Erin Maloney, Daniel Ansari and Jonathan Fugelsang – Outing math anxiety
Most of us can remember a conversation in which someone openly professes a dislike (or even hatred) of math, making statements such as, “I’m not a math person” or “I just don’t get math.” Our cultural dislike of math has become so mainstream that it has even infiltrated the toys that we give our children (e.g., Barbie dolls used to say, “Math class is tough” and t-shirts read, “I’m too pretty to do math”). Indeed, there are many negative attitudes and stereotypes that surround math and this is significant because when it comes to success in mathematics, attitudes matter.
As scientists trained in various facets of psychology and education, we’ve spent a notable amount of time working to understand how some of these negative attitudes and beliefs are related to success in math. We have been particularly interested in the role that math anxiety plays in math achievement. Math anxiety simply refers to feelings of fear, tension or apprehension that many people experience when they are engaging with math. While it may not be surprising that people experience math anxiety in traditionally high-pressure situations such as during exams, many people also report feeling a high level of anxiety during everyday math situations, such as calculating a tip at a restaurant or deciding whether they were given proper change after making a purchase.
Math anxiety is an important issue not only because the anxiety itself is unpleasant, but also because math anxiety actually causes students to perform worse in math than they would have if they had not been anxious. One of the main theories is that when students are anxious about math they experience negative thoughts and ruminations. Because mathematical reasoning requires a high degree of cognitive resources and because we only have a limited-capacity system, when students have to attend to these negative thoughts and ruminations, they are left with insufficient mental resources to perform their best in the math task at hand. In this respect, the anxiety is both unpleasant and detrimental for performance.

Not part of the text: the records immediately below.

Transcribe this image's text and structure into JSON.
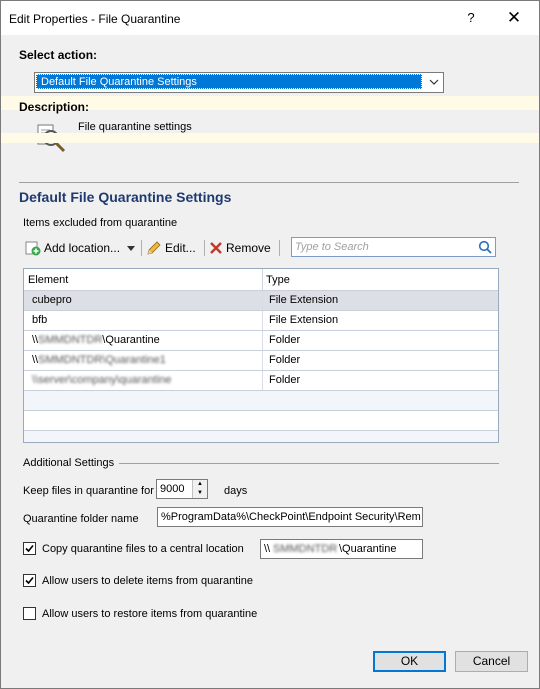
{
  "window": {
    "title": "Edit Properties - File Quarantine",
    "help_glyph": "?",
    "close_glyph": "✕"
  },
  "select_action": {
    "label": "Select action:",
    "value": "Default File Quarantine Settings"
  },
  "description": {
    "label": "Description:",
    "text": "File quarantine settings",
    "icon": "magnifier-document-icon"
  },
  "section": {
    "title": "Default File Quarantine Settings",
    "items_label": "Items excluded from quarantine"
  },
  "toolbar": {
    "add_label": "Add location...",
    "edit_label": "Edit...",
    "remove_label": "Remove",
    "search_placeholder": "Type to Search"
  },
  "table": {
    "headers": [
      "Element",
      "Type"
    ],
    "rows": [
      {
        "element": "cubepro",
        "type": "File Extension"
      },
      {
        "element": "bfb",
        "type": "File Extension"
      },
      {
        "element": "\\\\",
        "element_suffix": "\\Quarantine",
        "element_redacted": "SMMDNTDR",
        "type": "Folder"
      },
      {
        "element": "\\\\",
        "element_redacted": "SMMDNTDR\\Quarantine1",
        "type": "Folder"
      },
      {
        "element": "",
        "element_redacted": "\\\\server\\company\\quarantine",
        "type": "Folder"
      }
    ]
  },
  "additional": {
    "label": "Additional Settings",
    "keep_label": "Keep files in quarantine for",
    "keep_value": "9000",
    "keep_unit": "days",
    "folder_label": "Quarantine folder name",
    "folder_value": "%ProgramData%\\CheckPoint\\Endpoint Security\\Remediation\\Quarantine",
    "copy_label": "Copy quarantine files to a central location",
    "copy_checked": true,
    "copy_value_prefix": "\\\\",
    "copy_value_redacted": "SMMDNTDR",
    "copy_value_suffix": "\\Quarantine",
    "allow_delete_label": "Allow users to delete items from quarantine",
    "allow_delete_checked": true,
    "allow_restore_label": "Allow users to restore items from quarantine",
    "allow_restore_checked": false
  },
  "buttons": {
    "ok": "OK",
    "cancel": "Cancel"
  },
  "colors": {
    "selection": "#0078d7",
    "section_title": "#1f3a6e",
    "remove_x": "#c0392b"
  }
}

Math anxiety isn’t only associated with underperformance on math tests. Students who are anxious about math are also more likely to take fewer math courses, to do less homework in the classes that they do take, and are less likely to go into math-related careers. Estimates are that roughly 80% of college students and 25% of university students report high to very high levels of anxiety about math.
It is clear that numeracy and mathematics are important. It is also clear that anxiety about math can be a barrier to academic success. What do we do? Step one is identifying which students are math anxious — easily done through self-report questionnaires. In our own research we have found that students seem to have a great deal of insight into their own levels of anxiety about math. Once a student has been identified as being anxious about math, there are a number of promising strategies that can help to reduce the amount of anxiety that students feel when doing math and the negative impact of math anxiety on math performance. For example, simply teaching postsecondary students to engage in 15 minutes of focused breathing before a math test can lead to students feeling calmer and scoring higher (relative to their peers who don’t do the focused breathing). Another simple and easy-to-do strategy is expressive writing, where students write about their feelings regarding an upcoming math test. For those students who have high levels of math anxiety, writing about the math test for as little as seven minutes can lead to better performance on the test than had they not done the expressive writing.
Given the prevalence of math anxiety in our students, its impact on math performance and the promise of simple interventions, it’s important for those of us in higher education to be cognizant of this anxiety and the ways that we can help students reduce their anxiety and boost their math performance.
Erin Maloney is a senior researcher at HEQCO, Daniel Ansari is a professor at Western University and Jonathan Fugelsang is a professor at the University of Waterloo.